**Directions**. Word for word, repeat each entry that follows.

Entries from a dataset of interfaces:
▼▼▼
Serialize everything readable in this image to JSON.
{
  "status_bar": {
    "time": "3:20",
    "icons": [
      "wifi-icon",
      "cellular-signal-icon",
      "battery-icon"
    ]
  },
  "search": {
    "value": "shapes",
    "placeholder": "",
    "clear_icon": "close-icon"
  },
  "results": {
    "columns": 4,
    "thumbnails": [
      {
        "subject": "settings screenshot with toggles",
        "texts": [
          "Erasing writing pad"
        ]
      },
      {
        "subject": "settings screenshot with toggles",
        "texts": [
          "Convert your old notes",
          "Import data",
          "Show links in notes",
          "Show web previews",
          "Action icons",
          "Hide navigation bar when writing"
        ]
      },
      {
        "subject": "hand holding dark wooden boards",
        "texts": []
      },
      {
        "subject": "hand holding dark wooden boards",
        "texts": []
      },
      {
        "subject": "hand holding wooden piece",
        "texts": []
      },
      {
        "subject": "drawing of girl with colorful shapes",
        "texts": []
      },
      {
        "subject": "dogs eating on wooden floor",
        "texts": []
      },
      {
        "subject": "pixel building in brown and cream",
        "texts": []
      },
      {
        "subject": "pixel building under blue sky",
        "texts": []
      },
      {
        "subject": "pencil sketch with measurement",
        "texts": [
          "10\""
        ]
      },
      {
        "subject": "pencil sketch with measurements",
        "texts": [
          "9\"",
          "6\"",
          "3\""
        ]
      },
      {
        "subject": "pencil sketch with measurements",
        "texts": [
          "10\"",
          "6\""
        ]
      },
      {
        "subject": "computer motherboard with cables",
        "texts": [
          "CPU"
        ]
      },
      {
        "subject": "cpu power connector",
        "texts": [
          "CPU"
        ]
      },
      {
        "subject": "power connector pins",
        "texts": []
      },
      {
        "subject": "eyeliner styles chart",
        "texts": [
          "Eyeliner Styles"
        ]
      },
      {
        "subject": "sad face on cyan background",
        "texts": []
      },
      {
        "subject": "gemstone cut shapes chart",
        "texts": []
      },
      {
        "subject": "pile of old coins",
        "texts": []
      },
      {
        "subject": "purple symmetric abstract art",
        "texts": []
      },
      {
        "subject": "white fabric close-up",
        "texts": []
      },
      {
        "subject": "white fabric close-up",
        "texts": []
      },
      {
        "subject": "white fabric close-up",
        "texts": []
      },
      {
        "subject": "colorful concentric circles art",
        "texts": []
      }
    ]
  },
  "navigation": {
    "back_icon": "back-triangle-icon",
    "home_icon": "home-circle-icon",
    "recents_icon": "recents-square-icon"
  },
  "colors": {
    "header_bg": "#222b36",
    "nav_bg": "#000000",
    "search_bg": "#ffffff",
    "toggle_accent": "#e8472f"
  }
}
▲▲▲
**Solution to the problem**.
Serialize everything readable in this image to JSON.
{
  "status_bar": {
    "time": "3:20",
    "icons": [
      "wifi-icon",
      "cellular-signal-icon",
      "battery-icon"
    ]
  },
  "search": {
    "value": "shapes",
    "placeholder": "",
    "clear_icon": "close-icon"
  },
  "results": {
    "columns": 4,
    "thumbnails": [
      {
        "subject": "settings screenshot with toggles",
        "texts": [
          "Erasing writing pad"
        ]
      },
      {
        "subject": "settings screenshot with toggles",
        "texts": [
          "Convert your old notes",
          "Import data",
          "Show links in notes",
          "Show web previews",
          "Action icons",
          "Hide navigation bar when writing"
        ]
      },
      {
        "subject": "hand holding dark wooden boards",
        "texts": []
      },
      {
        "subject": "hand holding dark wooden boards",
        "texts": []
      },
      {
        "subject": "hand holding wooden piece",
        "texts": []
      },
      {
        "subject": "drawing of girl with colorful shapes",
        "texts": []
      },
      {
        "subject": "dogs eating on wooden floor",
        "texts": []
      },
      {
        "subject": "pixel building in brown and cream",
        "texts": []
      },
      {
        "subject": "pixel building under blue sky",
        "texts": []
      },
      {
        "subject": "pencil sketch with measurement",
        "texts": [
          "10\""
        ]
      },
      {
        "subject": "pencil sketch with measurements",
        "texts": [
          "9\"",
          "6\"",
          "3\""
        ]
      },
      {
        "subject": "pencil sketch with measurements",
        "texts": [
          "10\"",
          "6\""
        ]
      },
      {
        "subject": "computer motherboard with cables",
        "texts": [
          "CPU"
        ]
      },
      {
        "subject": "cpu power connector",
        "texts": [
          "CPU"
        ]
      },
      {
        "subject": "power connector pins",
        "texts": []
      },
      {
        "subject": "eyeliner styles chart",
        "texts": [
          "Eyeliner Styles"
        ]
      },
      {
        "subject": "sad face on cyan background",
        "texts": []
      },
      {
        "subject": "gemstone cut shapes chart",
        "texts": []
      },
      {
        "subject": "pile of old coins",
        "texts": []
      },
      {
        "subject": "purple symmetric abstract art",
        "texts": []
      },
      {
        "subject": "white fabric close-up",
        "texts": []
      },
      {
        "subject": "white fabric close-up",
        "texts": []
      },
      {
        "subject": "white fabric close-up",
        "texts": []
      },
      {
        "subject": "colorful concentric circles art",
        "texts": []
      }
    ]
  },
  "navigation": {
    "back_icon": "back-triangle-icon",
    "home_icon": "home-circle-icon",
    "recents_icon": "recents-square-icon"
  },
  "colors": {
    "header_bg": "#222b36",
    "nav_bg": "#000000",
    "search_bg": "#ffffff",
    "toggle_accent": "#e8472f"
  }
}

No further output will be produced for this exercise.